====== DATASET EXTRACT

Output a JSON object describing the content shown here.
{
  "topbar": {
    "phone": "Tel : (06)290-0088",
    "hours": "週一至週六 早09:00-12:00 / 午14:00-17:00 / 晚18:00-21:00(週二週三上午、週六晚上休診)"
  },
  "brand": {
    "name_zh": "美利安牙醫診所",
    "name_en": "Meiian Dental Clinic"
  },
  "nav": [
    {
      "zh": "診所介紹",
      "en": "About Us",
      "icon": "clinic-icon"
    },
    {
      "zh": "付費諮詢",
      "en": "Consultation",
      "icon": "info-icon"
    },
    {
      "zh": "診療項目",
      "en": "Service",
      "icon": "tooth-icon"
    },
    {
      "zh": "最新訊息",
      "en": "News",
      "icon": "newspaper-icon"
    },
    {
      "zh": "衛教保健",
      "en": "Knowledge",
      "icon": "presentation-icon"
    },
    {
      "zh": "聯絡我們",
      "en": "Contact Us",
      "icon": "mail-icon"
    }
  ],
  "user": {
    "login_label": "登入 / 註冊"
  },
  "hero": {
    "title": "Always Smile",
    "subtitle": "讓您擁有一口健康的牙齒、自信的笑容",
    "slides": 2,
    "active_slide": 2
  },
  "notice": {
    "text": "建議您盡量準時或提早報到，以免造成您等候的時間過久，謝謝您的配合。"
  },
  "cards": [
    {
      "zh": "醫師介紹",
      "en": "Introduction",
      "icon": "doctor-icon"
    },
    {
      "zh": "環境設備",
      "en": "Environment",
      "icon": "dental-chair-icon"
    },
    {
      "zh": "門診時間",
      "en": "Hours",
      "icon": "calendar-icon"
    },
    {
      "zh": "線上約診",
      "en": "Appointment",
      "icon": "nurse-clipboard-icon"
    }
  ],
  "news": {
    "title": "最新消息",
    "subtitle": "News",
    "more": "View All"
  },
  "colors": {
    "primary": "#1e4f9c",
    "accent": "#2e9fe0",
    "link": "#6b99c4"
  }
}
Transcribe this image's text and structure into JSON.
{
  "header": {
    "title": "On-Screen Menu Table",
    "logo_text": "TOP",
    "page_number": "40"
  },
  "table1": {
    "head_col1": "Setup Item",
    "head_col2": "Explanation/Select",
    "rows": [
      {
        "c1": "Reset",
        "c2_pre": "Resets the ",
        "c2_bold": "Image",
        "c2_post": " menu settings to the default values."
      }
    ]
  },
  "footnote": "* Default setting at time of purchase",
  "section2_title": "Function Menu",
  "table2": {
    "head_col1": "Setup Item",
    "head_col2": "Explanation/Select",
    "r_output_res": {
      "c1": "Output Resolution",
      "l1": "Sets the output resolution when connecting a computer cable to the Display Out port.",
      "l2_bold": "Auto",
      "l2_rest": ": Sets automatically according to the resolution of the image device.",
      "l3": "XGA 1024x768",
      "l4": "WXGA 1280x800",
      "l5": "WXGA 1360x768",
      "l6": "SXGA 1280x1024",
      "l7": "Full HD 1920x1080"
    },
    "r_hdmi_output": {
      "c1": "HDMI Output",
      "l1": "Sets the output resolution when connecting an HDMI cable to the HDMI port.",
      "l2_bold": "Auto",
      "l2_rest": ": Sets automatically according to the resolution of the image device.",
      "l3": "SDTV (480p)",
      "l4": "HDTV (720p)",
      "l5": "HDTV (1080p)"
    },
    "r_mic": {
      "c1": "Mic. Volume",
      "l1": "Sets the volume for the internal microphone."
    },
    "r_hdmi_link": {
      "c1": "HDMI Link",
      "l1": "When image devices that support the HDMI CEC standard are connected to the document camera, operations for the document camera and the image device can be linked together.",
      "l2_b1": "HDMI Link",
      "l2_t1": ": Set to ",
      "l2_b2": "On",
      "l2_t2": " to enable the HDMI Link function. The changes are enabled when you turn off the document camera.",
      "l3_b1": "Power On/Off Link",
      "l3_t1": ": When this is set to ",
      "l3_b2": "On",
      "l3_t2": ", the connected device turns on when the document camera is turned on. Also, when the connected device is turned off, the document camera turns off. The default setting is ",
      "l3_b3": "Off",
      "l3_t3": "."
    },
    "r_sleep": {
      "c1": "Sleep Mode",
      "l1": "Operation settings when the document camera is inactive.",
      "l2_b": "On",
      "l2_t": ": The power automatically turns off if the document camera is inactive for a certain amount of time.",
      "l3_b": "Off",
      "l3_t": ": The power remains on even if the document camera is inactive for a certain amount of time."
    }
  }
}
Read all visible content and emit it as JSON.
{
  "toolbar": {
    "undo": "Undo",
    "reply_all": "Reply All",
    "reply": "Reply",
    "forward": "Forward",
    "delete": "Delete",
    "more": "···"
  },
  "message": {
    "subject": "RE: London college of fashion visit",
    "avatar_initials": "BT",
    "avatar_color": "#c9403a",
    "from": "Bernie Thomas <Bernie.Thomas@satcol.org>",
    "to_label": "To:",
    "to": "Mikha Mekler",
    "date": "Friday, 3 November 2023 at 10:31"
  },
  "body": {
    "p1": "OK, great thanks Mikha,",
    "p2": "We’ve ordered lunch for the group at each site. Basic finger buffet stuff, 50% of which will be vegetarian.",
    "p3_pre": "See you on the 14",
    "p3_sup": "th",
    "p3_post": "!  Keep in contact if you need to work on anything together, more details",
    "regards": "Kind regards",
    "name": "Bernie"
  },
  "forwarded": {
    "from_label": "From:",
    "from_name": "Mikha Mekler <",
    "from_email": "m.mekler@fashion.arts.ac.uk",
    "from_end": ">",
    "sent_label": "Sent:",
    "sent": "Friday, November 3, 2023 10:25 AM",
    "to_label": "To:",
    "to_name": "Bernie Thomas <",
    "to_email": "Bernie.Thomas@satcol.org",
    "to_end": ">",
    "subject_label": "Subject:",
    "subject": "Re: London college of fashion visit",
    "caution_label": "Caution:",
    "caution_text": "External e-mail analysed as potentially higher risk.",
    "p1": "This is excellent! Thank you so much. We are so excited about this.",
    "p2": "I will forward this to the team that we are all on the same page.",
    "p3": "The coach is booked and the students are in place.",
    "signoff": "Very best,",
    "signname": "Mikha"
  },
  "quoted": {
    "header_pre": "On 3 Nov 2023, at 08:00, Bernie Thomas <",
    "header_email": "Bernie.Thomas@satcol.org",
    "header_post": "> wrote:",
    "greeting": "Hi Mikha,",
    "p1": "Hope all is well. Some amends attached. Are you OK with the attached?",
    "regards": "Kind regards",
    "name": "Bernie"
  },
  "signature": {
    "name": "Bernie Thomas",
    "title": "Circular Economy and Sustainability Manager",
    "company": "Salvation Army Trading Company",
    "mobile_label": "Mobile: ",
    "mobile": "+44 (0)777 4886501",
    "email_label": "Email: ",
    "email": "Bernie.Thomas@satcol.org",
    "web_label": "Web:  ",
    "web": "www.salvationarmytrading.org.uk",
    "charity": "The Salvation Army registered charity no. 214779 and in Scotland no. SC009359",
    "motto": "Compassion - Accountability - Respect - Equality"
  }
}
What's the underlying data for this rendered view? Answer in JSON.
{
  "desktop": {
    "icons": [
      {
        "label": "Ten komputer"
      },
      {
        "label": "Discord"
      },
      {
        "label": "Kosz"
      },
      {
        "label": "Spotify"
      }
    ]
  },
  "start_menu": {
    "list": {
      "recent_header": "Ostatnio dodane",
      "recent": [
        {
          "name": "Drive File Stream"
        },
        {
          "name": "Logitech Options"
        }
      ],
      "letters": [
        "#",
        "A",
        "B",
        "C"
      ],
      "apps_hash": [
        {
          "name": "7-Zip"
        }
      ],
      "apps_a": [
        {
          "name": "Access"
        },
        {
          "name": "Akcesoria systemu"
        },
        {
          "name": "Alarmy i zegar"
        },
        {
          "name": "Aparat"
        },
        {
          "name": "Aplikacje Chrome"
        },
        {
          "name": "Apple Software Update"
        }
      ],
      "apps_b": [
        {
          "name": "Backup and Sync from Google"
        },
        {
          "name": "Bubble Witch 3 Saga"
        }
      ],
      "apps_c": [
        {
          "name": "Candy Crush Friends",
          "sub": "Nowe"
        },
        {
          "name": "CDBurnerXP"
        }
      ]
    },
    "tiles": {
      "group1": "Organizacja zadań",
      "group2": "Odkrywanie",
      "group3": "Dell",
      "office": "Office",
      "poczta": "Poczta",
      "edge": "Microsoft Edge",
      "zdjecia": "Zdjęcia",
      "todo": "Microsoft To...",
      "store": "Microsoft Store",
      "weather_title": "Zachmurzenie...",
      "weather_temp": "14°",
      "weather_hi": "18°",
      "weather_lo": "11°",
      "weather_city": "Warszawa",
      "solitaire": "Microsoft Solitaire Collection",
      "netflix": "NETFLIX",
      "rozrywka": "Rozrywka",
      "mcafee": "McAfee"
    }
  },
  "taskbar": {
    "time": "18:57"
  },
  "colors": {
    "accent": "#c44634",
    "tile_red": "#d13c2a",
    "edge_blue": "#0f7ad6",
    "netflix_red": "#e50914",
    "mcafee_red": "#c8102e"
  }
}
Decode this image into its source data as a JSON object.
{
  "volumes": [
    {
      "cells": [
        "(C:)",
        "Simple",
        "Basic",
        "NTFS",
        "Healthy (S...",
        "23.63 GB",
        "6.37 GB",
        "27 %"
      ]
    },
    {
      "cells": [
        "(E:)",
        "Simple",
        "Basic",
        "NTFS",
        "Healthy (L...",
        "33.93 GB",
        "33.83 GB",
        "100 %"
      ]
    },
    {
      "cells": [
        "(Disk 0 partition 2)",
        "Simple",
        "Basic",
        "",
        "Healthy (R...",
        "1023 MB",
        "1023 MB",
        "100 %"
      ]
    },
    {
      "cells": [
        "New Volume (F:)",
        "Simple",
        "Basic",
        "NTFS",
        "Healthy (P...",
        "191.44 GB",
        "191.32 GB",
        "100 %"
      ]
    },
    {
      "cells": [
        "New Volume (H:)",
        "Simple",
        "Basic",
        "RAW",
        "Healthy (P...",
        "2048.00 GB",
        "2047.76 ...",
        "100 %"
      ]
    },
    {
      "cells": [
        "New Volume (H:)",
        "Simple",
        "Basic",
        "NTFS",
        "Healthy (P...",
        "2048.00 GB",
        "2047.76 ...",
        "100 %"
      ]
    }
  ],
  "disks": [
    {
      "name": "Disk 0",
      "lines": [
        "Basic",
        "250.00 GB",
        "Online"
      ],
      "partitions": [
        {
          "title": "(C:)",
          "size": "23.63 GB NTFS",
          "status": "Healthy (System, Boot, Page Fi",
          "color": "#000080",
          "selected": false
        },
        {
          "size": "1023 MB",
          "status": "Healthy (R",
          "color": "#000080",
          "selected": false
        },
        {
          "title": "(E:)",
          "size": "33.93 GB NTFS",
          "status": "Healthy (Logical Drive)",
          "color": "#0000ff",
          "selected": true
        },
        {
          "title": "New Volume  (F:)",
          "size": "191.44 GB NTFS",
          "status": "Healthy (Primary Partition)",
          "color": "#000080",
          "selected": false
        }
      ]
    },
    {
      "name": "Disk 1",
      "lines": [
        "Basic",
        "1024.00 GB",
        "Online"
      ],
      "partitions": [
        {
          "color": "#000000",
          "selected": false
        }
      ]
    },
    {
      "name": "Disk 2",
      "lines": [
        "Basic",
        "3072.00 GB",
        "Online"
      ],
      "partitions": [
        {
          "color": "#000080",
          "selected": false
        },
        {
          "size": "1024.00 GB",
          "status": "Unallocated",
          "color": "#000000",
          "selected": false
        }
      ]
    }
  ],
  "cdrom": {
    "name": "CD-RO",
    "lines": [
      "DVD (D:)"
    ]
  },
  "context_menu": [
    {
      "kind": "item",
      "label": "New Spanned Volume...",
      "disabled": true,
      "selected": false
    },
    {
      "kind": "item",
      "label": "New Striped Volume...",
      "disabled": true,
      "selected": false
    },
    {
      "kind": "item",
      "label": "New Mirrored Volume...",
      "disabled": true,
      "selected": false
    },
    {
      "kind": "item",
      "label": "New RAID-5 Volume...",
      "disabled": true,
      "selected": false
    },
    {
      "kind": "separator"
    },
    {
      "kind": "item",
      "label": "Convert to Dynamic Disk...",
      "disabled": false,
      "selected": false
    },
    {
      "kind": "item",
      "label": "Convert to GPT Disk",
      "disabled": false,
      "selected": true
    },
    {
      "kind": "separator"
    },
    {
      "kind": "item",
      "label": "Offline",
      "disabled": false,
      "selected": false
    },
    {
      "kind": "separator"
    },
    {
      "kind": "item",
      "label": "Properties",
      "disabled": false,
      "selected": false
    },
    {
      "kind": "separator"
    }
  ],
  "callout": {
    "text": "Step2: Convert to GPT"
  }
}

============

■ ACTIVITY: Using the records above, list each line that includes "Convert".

■ FINAL ANSWER:
      "label": "Convert to Dynamic Disk...",
      "label": "Convert to GPT Disk",
    "text": "Step2: Convert to GPT"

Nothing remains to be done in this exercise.